What leads to hearing loss and how to prevent it:

The World Health Organization (WHO) in 1995 adopted a resolution on the prevention of hearing impairment, which expressed concern because of the significant exacerbation worldwide of the problem of deafness that can be avoided. In 2015, stating an increased risk of hearing loss, WHO launched the initiative "Do not expose your hearing danger". In recent years, WHO has developed a strategy for hearing health and programs for the prevention of deafness and hearing loss.

The causes and consequences of hearing loss by a person, according to experts, can be reduced to a minimum if they are promptly found out and taken measures.

Causes of preventable hearing loss are several.

Viral infections

Children at an early age in more than 30% of cases suffer from deafness after diseases such as measles, mumps, rubella, meningitis and cytomegalovirus infection. They can be prevented through immunization, vaccination and hygiene.

Complications at birth

Another 17% of hearing loss in childhood is caused by complications during childbirth: prematurity, low birth weight, birth asphyxia and jaundice of newborns. Protecting the health of mothers and babies will help to avoid these complications and their consequences for hearing. According to medical experts, today, hearing loss among children is preventable by 60%.

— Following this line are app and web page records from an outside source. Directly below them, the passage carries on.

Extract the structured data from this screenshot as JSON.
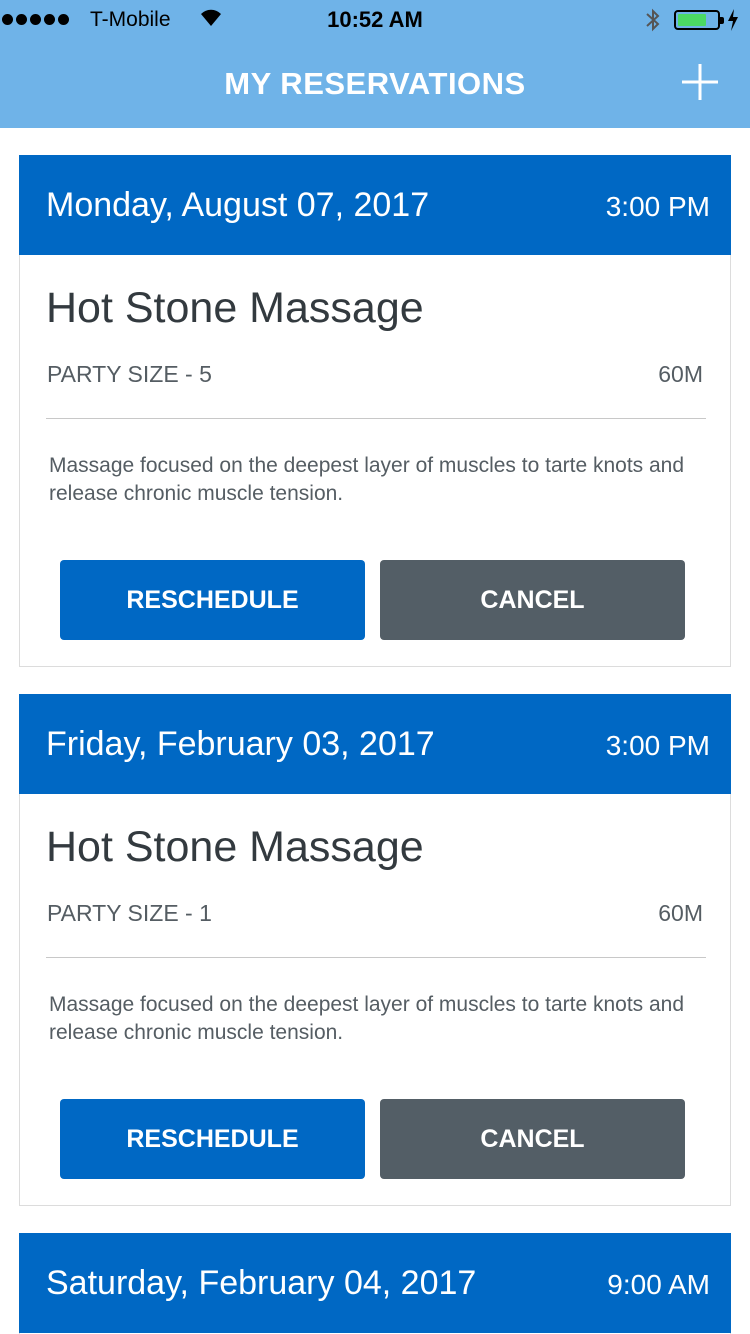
{
  "status_bar": {
    "carrier": "T-Mobile",
    "time": "10:52 AM",
    "battery_color": "#4cd964"
  },
  "header": {
    "title": "MY RESERVATIONS",
    "add_icon": "plus-icon",
    "bg_color": "#6fb3e8"
  },
  "reservations": [
    {
      "date": "Monday, August 07, 2017",
      "time": "3:00 PM",
      "service": "Hot Stone Massage",
      "party_size": "PARTY SIZE - 5",
      "duration": "60M",
      "description": "Massage focused on the deepest layer of muscles to tarte knots and release chronic muscle tension.",
      "reschedule_label": "RESCHEDULE",
      "cancel_label": "CANCEL"
    },
    {
      "date": "Friday, February 03, 2017",
      "time": "3:00 PM",
      "service": "Hot Stone Massage",
      "party_size": "PARTY SIZE - 1",
      "duration": "60M",
      "description": "Massage focused on the deepest layer of muscles to tarte knots and release chronic muscle tension.",
      "reschedule_label": "RESCHEDULE",
      "cancel_label": "CANCEL"
    },
    {
      "date": "Saturday, February 04, 2017",
      "time": "9:00 AM"
    }
  ],
  "colors": {
    "primary": "#0068c4",
    "cancel": "#535e66"
  }
}
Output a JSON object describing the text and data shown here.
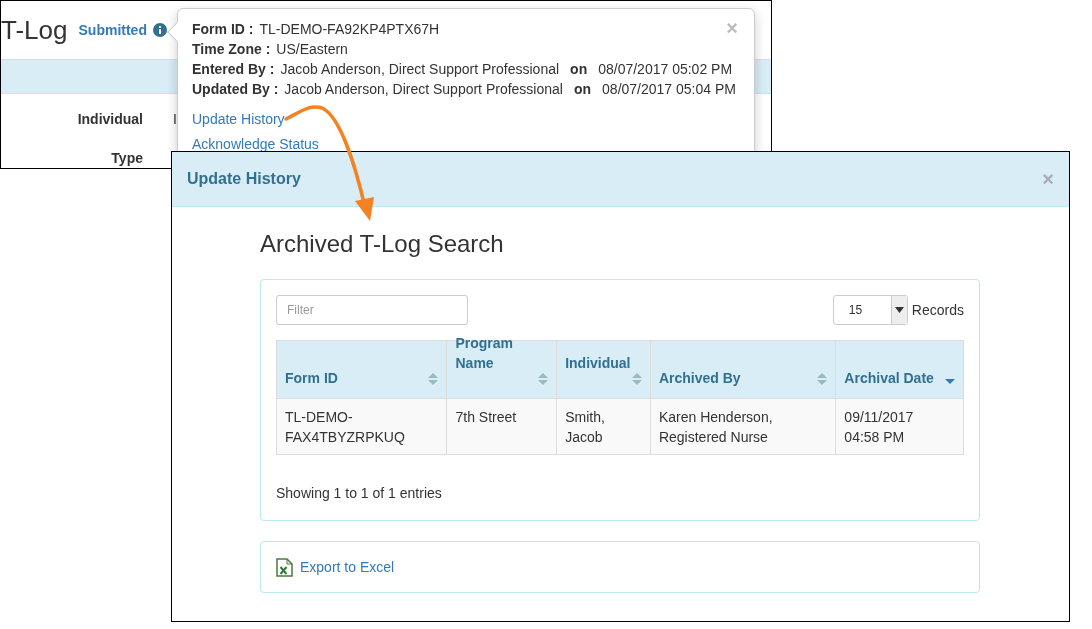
{
  "background_page": {
    "title": "T-Log",
    "status": "Submitted",
    "fields": [
      {
        "label": "Individual",
        "value": "I"
      },
      {
        "label": "Type"
      }
    ]
  },
  "popover": {
    "close": "×",
    "details": [
      {
        "label": "Form ID :",
        "value": "TL-DEMO-FA92KP4PTX67H"
      },
      {
        "label": "Time Zone :",
        "value": "US/Eastern"
      },
      {
        "label": "Entered By :",
        "value": "Jacob Anderson, Direct Support Professional",
        "on": "on",
        "date": "08/07/2017 05:02 PM"
      },
      {
        "label": "Updated By :",
        "value": "Jacob Anderson, Direct Support Professional",
        "on": "on",
        "date": "08/07/2017 05:04 PM"
      }
    ],
    "links": [
      "Update History",
      "Acknowledge Status"
    ]
  },
  "dialog": {
    "title": "Update History",
    "close": "×",
    "heading": "Archived T-Log Search",
    "filter": {
      "placeholder": "Filter"
    },
    "page_size": {
      "value": "15",
      "label": "Records"
    },
    "table": {
      "columns": [
        {
          "label": "Form ID",
          "sorted": false
        },
        {
          "label": "Program Name",
          "sorted": false
        },
        {
          "label": "Individual",
          "sorted": false
        },
        {
          "label": "Archived By",
          "sorted": false
        },
        {
          "label": "Archival Date",
          "sorted": true
        }
      ],
      "rows": [
        [
          "TL-DEMO-FAX4TBYZRPKUQ",
          "7th Street",
          "Smith, Jacob",
          "Karen Henderson, Registered Nurse",
          "09/11/2017 04:58 PM"
        ]
      ]
    },
    "info": "Showing 1 to 1 of 1 entries",
    "export": "Export to Excel"
  }
}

Impact of noise

More than 1 billion of young people (12 to 35 years) in the world are at increased risk of becoming deaf because of unsafe listening to music in headphones and the impact of loud noises in noisy entertainment establishments (clubs, bars, discos, concerts, sporting events, etc.). This loss of hearing is easily preventable by adjusting the volume of the sound or avoiding noisy places. To listen to music on headphones doctors do not recommend, in extreme cases - very briefly and quietly.

Occupational injuries

The constant exposure to noise in the workplace often leads to deafness. People who work in factories, construction sites and other noisy places suffer from this. Compliance with the law on noise control in the workplace, in the environment and during leisure can reduce the threat of hearing loss due to the constant exposure to loud sound.

Untreated ear infections

Untreated ear infections are a common cause of hearing loss among children and adults. Studies show that about 330 million people in the world suffer from chronic ear infections, most often chronic otitis media of the middle ear. These infections are usually accompanied by secretions from the ear, lead to deafness and can cause life-threatening complications - meningitis and brain abscess. Annually in the world from complications of otitis media of the middle ear die up to 21 000 people. Early detection and prompt response to ear infections significantly reduce the risk of hearing loss and minimize possible complications.

Ototoxic medicines

Another preventable cause of deafness is the use of ototoxic medications (aminoglycosides and some medications for malaria). This can be avoided only with the rational use of ototoxic drugs. Regulation and monitoring of their use reduces the risk of hearing loss.


WHO experts are sure: the protection of hearing health can prevent its loss.

Read the entire document Source: WHO "Prevention of Deafness and Hearing Loss" - Read the entire document